** Records for processing **
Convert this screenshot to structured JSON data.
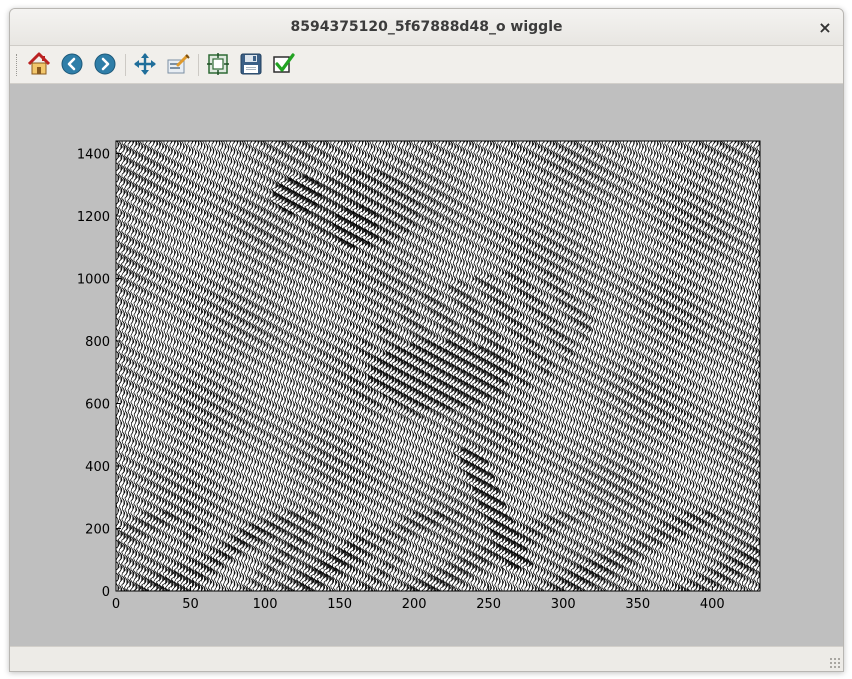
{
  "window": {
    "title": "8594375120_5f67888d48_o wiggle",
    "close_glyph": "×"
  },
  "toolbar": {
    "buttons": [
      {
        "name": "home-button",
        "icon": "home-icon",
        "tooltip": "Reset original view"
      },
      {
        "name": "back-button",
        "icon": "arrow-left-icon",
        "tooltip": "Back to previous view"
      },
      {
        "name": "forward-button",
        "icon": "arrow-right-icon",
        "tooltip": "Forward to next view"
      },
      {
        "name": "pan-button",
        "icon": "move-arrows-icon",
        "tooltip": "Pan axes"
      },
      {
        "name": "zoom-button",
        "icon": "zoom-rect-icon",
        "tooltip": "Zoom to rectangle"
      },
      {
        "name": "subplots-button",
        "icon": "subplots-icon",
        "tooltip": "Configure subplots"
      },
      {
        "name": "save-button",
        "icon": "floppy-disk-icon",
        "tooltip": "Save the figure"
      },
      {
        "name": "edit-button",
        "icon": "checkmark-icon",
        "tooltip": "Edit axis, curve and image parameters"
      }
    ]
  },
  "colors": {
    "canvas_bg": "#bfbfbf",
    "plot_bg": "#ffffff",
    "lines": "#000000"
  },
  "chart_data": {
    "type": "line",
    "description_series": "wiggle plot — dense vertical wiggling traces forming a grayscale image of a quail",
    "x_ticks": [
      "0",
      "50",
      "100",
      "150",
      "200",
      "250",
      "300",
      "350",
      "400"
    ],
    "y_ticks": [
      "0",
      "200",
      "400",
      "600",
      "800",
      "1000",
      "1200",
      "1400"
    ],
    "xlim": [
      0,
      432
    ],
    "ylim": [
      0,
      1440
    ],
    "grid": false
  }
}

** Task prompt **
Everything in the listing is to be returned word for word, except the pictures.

** Exercise output **
Convert this screenshot to structured JSON data.
{
  "window": {
    "title": "8594375120_5f67888d48_o wiggle",
    "close_glyph": "×"
  },
  "toolbar": {
    "buttons": [
      {
        "name": "home-button",
        "icon": "home-icon",
        "tooltip": "Reset original view"
      },
      {
        "name": "back-button",
        "icon": "arrow-left-icon",
        "tooltip": "Back to previous view"
      },
      {
        "name": "forward-button",
        "icon": "arrow-right-icon",
        "tooltip": "Forward to next view"
      },
      {
        "name": "pan-button",
        "icon": "move-arrows-icon",
        "tooltip": "Pan axes"
      },
      {
        "name": "zoom-button",
        "icon": "zoom-rect-icon",
        "tooltip": "Zoom to rectangle"
      },
      {
        "name": "subplots-button",
        "icon": "subplots-icon",
        "tooltip": "Configure subplots"
      },
      {
        "name": "save-button",
        "icon": "floppy-disk-icon",
        "tooltip": "Save the figure"
      },
      {
        "name": "edit-button",
        "icon": "checkmark-icon",
        "tooltip": "Edit axis, curve and image parameters"
      }
    ]
  },
  "colors": {
    "canvas_bg": "#bfbfbf",
    "plot_bg": "#ffffff",
    "lines": "#000000"
  },
  "chart_data": {
    "type": "line",
    "description_series": "wiggle plot — dense vertical wiggling traces forming a grayscale image of a quail",
    "x_ticks": [
      "0",
      "50",
      "100",
      "150",
      "200",
      "250",
      "300",
      "350",
      "400"
    ],
    "y_ticks": [
      "0",
      "200",
      "400",
      "600",
      "800",
      "1000",
      "1200",
      "1400"
    ],
    "xlim": [
      0,
      432
    ],
    "ylim": [
      0,
      1440
    ],
    "grid": false
  }
}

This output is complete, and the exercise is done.